Instead of perusing endless rows of shelves in search of books, library users may access materials electronically or have books delivered quickly. Meanwhile, those hatching ideas have the "mind space" to work quietly and the "open space" to collaborate when they are ready to share their ideas. Thanks to recent renovations, the space adapts to how students, faculty and staff conduct research and work in teams.
Meeting the needs for both quiet and noise is a challenge for libraries. Karen King, director of library services at Darden, believes that the Camp Library team has the formula right.
"The idea behind our new design is to be able to accommodate every step in the research process," she said. "Many libraries are adopting designs that allow for open talk and collaboration, but have challenges connecting those areas with convenient and effective quiet spaces. Accommodating both needs is integral to expanding Darden's research footprint and encouraging thought leadership."
To make more room, planners are downsizing some equipment and functions, and relocating two-thirds of the library's collections. According to King, printed materials are still important, but they do not have to take up space in the library.
"Print resources are retrieved from storage and brought by a courier service at the request of users within 48 hours," she said.
These collections are stored in U.Va.'s Ivy Stacks Facility, which manages more than a million items within its 10,000-plus square feet of space. Sophisticated technology allows for the easy retrieval of items located among the facility's high-rise stacks. The facility also houses materials from the University Library, the Law Library and the Health Sciences Library.
"Times have changed and we responded by tailoring our space for research and technology needs," King added.
The Sheppard Reading Room is the only space that will continue to hold books. New features include an open living space beautiful enough to hold small cocktail gatherings, yet peaceful enough to inspire intellectual discussions. Large windows, some Palladian, offer invigorating views of Darden's Grounds. New office suites accommodate more of Darden's research centers and a new conference room allows users to meet and conduct video- and teleconferencing.
Who are the lucky ones who get to work in this new area?
Longtime library residents include the Darden Center for Global Initiatives and the Tayloe Murphy Research Center. The new kids on the block include the Batten Institute for Entrepreneurship and Innovation. Spaces for students have always included the Stettinius Reading Room (for Ph.D. candidates) and the capital markets room, where students debate and make investment portfolio decisions. The main floor holds space for various student activities. The second floor accommodates research activities.
"We really aimed to make this the place where students and faculty can explore, discover and create," King said. "U.Va. libraries are innovative, and we are proud to be a part of such a system."
King also has a vision for future improvements to the Camp Library, which includes expanding users' virtual experience and offering a workspace for leaders visiting Darden.
The Camp Library offers access to a wide range of resources, including electronic catalogs, databases, reference materials and Internet resources. Business collections include more than 100,000 volumes, 1,100 periodicals and 120 online databases. Members of the Darden community also have access to book, periodical and online resources in the University of Virginia library system.

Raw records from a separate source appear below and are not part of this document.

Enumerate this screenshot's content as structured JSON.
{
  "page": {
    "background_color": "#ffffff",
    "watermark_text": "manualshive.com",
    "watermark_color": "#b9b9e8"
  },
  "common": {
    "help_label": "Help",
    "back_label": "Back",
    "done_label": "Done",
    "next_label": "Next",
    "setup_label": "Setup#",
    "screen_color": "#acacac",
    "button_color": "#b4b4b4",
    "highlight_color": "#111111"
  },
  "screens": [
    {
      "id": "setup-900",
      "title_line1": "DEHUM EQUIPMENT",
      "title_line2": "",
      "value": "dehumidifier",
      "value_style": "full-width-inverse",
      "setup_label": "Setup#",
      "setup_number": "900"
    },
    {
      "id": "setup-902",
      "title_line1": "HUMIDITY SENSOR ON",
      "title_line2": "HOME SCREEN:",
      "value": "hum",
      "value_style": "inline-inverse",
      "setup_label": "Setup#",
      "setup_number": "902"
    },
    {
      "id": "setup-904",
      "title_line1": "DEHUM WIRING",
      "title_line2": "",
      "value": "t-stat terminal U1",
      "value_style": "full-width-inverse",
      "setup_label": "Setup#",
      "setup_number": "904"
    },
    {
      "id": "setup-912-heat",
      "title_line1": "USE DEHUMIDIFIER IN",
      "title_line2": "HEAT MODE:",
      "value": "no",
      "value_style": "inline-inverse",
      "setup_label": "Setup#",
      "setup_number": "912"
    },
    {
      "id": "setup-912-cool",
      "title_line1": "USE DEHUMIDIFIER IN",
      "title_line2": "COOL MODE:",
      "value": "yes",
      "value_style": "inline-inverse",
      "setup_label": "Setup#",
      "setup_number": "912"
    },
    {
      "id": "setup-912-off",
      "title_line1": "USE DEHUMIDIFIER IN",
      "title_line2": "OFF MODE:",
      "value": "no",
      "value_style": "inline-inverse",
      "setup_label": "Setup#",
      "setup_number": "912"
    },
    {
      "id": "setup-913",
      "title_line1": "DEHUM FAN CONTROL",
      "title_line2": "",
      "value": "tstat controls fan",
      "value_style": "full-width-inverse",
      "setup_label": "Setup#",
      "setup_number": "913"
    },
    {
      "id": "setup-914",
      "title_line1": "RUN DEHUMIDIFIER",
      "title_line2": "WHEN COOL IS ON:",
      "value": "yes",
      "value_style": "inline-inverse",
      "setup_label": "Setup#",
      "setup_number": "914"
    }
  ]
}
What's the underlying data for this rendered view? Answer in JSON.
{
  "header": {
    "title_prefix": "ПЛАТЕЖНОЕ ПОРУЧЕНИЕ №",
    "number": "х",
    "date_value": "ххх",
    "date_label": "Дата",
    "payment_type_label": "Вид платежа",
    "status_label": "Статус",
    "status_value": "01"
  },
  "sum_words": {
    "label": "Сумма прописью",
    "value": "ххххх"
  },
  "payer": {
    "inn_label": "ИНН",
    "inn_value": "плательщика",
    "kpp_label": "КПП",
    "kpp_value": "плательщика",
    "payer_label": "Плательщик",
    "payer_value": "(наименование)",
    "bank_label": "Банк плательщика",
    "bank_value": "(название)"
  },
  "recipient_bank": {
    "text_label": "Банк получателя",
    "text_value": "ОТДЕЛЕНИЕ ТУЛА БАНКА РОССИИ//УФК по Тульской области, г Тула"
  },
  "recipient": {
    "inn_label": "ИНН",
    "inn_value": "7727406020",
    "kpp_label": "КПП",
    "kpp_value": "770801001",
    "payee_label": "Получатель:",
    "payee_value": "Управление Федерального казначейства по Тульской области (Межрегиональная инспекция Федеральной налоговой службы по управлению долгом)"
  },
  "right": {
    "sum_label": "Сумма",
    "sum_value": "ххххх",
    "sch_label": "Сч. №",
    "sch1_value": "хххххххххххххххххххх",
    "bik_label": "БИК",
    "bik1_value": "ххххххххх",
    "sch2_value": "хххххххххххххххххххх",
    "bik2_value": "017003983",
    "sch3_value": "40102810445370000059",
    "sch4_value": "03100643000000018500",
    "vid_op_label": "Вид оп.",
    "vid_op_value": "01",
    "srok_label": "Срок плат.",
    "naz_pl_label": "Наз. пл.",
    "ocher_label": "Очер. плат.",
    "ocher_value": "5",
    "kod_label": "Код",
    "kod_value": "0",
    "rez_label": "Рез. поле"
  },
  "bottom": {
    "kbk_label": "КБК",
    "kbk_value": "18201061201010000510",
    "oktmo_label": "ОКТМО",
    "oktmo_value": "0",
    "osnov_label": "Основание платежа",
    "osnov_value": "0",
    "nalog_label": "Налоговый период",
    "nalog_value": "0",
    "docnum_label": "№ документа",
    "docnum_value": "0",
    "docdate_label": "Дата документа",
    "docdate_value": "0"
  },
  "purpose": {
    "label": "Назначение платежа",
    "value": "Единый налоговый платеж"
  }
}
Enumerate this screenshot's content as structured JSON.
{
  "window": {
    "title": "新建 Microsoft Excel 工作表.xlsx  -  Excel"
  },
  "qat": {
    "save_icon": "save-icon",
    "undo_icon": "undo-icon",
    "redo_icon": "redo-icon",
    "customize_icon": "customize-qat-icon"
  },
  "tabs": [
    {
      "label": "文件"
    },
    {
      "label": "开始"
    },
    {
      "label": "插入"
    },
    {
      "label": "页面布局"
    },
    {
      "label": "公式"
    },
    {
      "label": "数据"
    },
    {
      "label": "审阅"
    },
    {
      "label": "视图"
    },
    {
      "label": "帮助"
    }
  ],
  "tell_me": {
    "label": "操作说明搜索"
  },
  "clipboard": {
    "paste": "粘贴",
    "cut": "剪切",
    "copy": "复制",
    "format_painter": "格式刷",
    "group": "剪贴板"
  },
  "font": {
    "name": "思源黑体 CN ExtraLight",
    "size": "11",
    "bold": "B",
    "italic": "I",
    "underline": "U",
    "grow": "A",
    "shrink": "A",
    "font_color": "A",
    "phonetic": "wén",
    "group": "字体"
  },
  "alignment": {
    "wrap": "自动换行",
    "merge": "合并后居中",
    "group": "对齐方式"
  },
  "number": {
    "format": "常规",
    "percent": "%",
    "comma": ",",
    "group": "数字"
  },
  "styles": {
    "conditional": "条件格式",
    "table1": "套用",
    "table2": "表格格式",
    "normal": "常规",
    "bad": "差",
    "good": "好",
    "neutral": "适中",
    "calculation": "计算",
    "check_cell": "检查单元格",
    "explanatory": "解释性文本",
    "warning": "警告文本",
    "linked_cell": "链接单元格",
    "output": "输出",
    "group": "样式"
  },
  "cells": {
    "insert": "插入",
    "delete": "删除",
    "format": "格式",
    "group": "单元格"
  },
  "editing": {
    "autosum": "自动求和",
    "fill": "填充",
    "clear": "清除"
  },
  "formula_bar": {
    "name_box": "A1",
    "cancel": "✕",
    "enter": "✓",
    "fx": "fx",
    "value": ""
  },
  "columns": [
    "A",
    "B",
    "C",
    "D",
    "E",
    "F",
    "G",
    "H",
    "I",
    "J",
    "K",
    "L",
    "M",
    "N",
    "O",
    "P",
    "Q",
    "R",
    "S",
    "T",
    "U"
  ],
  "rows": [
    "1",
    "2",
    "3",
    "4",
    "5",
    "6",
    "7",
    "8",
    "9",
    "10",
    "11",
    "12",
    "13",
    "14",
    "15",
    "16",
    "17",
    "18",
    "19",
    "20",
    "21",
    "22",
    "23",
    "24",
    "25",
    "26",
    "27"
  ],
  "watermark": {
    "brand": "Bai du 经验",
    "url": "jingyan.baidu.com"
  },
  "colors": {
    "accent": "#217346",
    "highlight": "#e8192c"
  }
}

The Office of the Architect, which handles all planning and renovations for U.Va., coordinated the Camp Library's renovation projects. The library is named for the Camp Family of Franklin County.